Background: With regard to its favorable physical properties, silicon nitride ceramic is considered as biomaterial for human medical application. Minor controversy exists about the biocompatibility of the material.
Methods: Cytotoxicity testing, cell viability and morphology assessment was performed applying the L929-mice fibroblast cell culture model in a direct contact assay. Testing materials were silicon nitride ceramics of different surface properties and titanium alloy as a reference. Polyvinylchloride served as a negative control. The cells were stained with bisbenzimide and propidium iodine for double fluorochromasia viability testing, and evaluated by inversion-fluorescence microscopy. Scanning electron microscopy was applied to additionally investigate cell morphology.

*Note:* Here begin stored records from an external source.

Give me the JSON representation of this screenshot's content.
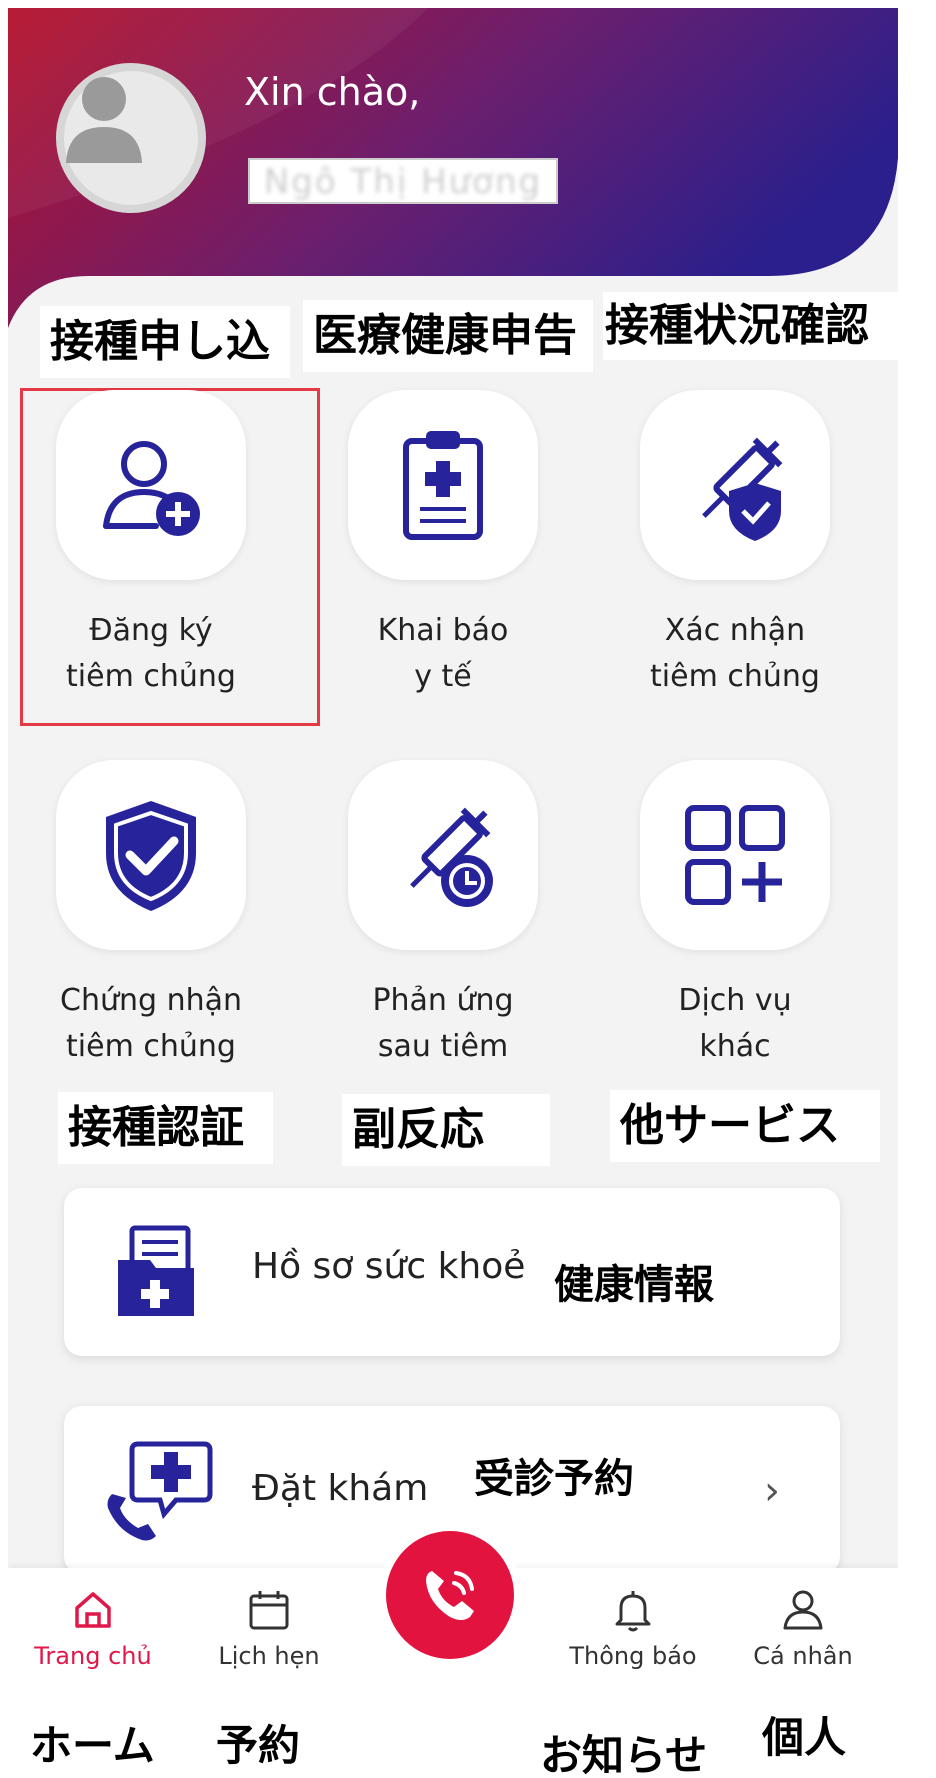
{
  "header": {
    "greeting": "Xin chào,",
    "username": "Ngô Thị Hương"
  },
  "annotations": {
    "register": "接種申し込",
    "medical_decl": "医療健康申告",
    "confirm": "接種状況確認",
    "certificate": "接種認証",
    "reaction": "副反応",
    "other": "他サービス",
    "health_record": "健康情報",
    "booking": "受診予約",
    "nav_home": "ホーム",
    "nav_schedule": "予約",
    "nav_notify": "お知らせ",
    "nav_personal": "個人"
  },
  "services": [
    {
      "line1": "Đăng ký",
      "line2": "tiêm chủng",
      "icon": "user-add-icon"
    },
    {
      "line1": "Khai báo",
      "line2": "y tế",
      "icon": "clipboard-medical-icon"
    },
    {
      "line1": "Xác nhận",
      "line2": "tiêm chủng",
      "icon": "syringe-shield-icon"
    },
    {
      "line1": "Chứng nhận",
      "line2": "tiêm chủng",
      "icon": "shield-check-icon"
    },
    {
      "line1": "Phản ứng",
      "line2": "sau tiêm",
      "icon": "syringe-clock-icon"
    },
    {
      "line1": "Dịch vụ",
      "line2": "khác",
      "icon": "grid-plus-icon"
    }
  ],
  "cards": {
    "health_record": "Hồ sơ sức khoẻ",
    "booking": "Đặt khám",
    "chevron": "›"
  },
  "nav": {
    "home": "Trang chủ",
    "schedule": "Lịch hẹn",
    "notifications": "Thông báo",
    "personal": "Cá nhân"
  },
  "colors": {
    "accent": "#e0184a",
    "icon": "#27249b",
    "header_start": "#b5102a",
    "header_end": "#2a1f8c"
  }
}
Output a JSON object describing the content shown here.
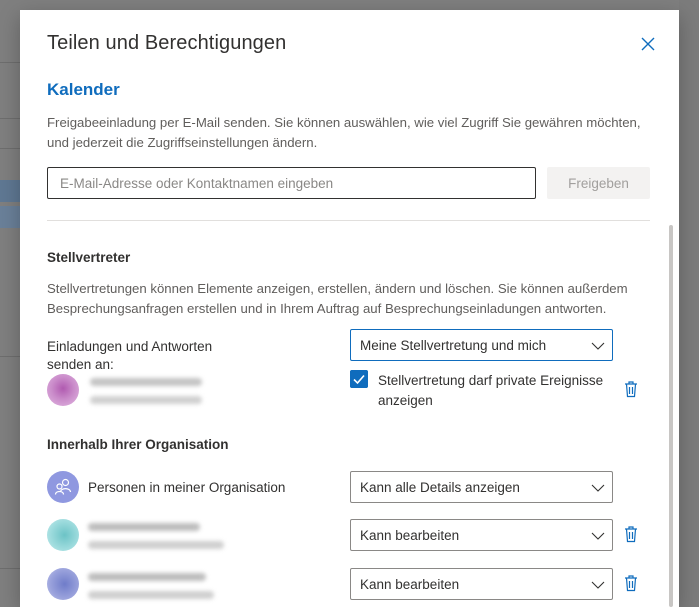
{
  "dialog": {
    "title": "Teilen und Berechtigungen",
    "section_title": "Kalender",
    "intro": "Freigabeeinladung per E-Mail senden. Sie können auswählen, wie viel Zugriff Sie gewähren möchten, und jederzeit die Zugriffseinstellungen ändern.",
    "email_placeholder": "E-Mail-Adresse oder Kontaktnamen eingeben",
    "share_button": "Freigeben"
  },
  "delegate": {
    "heading": "Stellvertreter",
    "description": "Stellvertretungen können Elemente anzeigen, erstellen, ändern und löschen. Sie können außerdem Besprechungsanfragen erstellen und in Ihrem Auftrag auf Besprechungseinladungen antworten.",
    "send_to_label": "Einladungen und Antworten senden an:",
    "send_to_value": "Meine Stellvertretung und mich",
    "private_events_label": "Stellvertretung darf private Ereignisse anzeigen",
    "private_events_checked": true
  },
  "organization": {
    "heading": "Innerhalb Ihrer Organisation",
    "people_label": "Personen in meiner Organisation",
    "people_permission": "Kann alle Details anzeigen",
    "members": [
      {
        "permission": "Kann bearbeiten",
        "avatar_color": "#8fd6d8"
      },
      {
        "permission": "Kann bearbeiten",
        "avatar_color": "#8d96d6"
      }
    ]
  },
  "colors": {
    "accent": "#0f6cbd",
    "delegate_avatar": "#c97fc9",
    "org_avatar": "#8f98e0"
  },
  "icons": {
    "close": "close-icon",
    "chevron": "chevron-down-icon",
    "trash": "trash-icon",
    "checkbox": "checkmark-icon",
    "people": "people-icon"
  }
}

Results: No cytotoxic effects were observed on the silicon nitride ceramic samples; moreover cell morphology remained the same as on titanium. Avital cells were present exclusively on PVC. The cell growth in the silicon nitride samples showed no significant differences compared to titanium. Cell counts on all polished surfaces showed significantly higher numbers. Scanning electron microscopy revealed typical fibroblast morphology with filiform extensions.

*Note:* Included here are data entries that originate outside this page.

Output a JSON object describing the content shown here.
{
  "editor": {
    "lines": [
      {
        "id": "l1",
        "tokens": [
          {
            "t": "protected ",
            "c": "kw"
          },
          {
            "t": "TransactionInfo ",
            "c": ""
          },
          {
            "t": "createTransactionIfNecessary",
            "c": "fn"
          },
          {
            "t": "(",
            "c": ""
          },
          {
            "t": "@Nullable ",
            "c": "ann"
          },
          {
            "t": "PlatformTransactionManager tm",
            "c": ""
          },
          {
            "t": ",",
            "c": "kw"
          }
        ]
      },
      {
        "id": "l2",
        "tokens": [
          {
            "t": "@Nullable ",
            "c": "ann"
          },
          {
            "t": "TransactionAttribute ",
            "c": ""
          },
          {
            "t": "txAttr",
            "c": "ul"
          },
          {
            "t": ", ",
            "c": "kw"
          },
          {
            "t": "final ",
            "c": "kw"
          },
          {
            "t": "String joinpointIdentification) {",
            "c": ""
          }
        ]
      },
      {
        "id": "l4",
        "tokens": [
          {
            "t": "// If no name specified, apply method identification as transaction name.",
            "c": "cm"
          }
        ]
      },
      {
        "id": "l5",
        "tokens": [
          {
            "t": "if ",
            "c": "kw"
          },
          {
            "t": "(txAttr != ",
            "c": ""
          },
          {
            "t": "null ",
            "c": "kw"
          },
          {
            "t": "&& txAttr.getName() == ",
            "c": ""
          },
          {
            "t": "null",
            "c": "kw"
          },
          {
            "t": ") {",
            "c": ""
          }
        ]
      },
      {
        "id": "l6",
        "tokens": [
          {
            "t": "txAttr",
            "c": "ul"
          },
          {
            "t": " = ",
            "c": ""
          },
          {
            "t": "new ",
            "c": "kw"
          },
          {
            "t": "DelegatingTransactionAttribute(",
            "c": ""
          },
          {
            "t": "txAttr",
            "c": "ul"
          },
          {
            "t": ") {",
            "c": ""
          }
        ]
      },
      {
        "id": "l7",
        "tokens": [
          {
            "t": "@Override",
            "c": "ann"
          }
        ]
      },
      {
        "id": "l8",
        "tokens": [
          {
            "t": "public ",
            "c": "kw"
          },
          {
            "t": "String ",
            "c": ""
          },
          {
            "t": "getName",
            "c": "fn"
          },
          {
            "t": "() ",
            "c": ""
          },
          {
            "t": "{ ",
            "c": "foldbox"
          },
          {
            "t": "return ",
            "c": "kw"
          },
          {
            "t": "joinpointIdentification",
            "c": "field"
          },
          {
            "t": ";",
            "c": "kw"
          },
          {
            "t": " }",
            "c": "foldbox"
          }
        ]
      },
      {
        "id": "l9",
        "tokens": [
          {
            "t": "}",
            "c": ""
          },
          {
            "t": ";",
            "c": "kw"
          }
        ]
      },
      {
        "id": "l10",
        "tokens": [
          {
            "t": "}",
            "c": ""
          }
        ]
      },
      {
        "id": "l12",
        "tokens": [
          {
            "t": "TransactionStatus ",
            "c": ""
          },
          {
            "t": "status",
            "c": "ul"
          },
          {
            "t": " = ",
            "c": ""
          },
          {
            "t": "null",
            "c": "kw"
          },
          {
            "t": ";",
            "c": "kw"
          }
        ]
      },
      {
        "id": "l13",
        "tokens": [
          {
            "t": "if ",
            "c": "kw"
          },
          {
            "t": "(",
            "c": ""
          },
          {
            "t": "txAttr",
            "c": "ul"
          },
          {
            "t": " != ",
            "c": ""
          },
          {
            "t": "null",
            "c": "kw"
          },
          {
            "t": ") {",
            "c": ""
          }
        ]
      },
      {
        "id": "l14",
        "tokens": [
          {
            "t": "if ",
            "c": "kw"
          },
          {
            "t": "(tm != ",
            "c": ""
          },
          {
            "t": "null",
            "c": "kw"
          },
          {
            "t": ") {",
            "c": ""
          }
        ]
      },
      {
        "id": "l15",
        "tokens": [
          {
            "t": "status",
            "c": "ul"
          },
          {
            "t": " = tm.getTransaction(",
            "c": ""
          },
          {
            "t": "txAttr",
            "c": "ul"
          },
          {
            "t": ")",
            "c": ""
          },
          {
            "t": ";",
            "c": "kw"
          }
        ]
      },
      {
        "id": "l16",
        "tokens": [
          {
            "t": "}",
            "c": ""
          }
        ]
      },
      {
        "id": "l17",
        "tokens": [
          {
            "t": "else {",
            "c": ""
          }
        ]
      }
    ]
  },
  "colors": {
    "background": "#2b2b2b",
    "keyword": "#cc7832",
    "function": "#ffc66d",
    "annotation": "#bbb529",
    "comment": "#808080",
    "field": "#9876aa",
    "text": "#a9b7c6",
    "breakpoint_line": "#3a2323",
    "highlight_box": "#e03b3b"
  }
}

Conclusion: The current results indicate a favorable biocompatibility of silicon nitride ceramic. Cell growth, viability and morphology are comparable to parameters of titanium. Polished surfaces appear to promote cell growth. Further in vivo studies are mandatory prior to human medical application. Owing to its favorable physiochemical properties, especially its superior resistance to mechanical stress, silicon nitride could serve as a biomaterial for osteosynthesis of bone with mucosal attachment.